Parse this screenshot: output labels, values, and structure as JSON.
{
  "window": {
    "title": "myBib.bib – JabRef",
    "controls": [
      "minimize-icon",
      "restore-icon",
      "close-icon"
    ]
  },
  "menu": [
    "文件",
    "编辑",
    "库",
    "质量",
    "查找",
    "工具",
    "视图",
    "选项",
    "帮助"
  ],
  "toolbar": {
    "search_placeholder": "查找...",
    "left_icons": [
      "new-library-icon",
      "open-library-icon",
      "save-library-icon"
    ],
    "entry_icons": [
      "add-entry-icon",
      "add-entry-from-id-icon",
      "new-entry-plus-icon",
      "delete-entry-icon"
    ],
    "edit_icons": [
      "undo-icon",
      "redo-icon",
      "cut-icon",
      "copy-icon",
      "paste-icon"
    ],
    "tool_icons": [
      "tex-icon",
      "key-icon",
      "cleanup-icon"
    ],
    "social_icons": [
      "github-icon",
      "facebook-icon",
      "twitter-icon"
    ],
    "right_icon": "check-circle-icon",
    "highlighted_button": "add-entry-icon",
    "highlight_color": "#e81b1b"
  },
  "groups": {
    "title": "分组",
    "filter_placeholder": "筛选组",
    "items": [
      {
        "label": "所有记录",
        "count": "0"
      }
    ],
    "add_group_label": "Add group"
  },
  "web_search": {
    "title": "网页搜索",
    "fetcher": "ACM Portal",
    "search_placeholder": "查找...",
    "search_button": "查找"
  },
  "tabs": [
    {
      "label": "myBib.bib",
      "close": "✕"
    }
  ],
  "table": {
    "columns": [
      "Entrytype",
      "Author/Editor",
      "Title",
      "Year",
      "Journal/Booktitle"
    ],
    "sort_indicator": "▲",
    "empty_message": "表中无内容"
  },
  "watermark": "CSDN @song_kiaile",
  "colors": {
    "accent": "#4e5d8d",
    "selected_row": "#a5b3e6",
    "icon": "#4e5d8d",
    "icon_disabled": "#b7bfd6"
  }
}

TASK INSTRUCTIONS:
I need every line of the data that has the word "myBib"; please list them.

EXERCISE OUTPUT:
    "title": "myBib.bib – JabRef",
      "label": "myBib.bib",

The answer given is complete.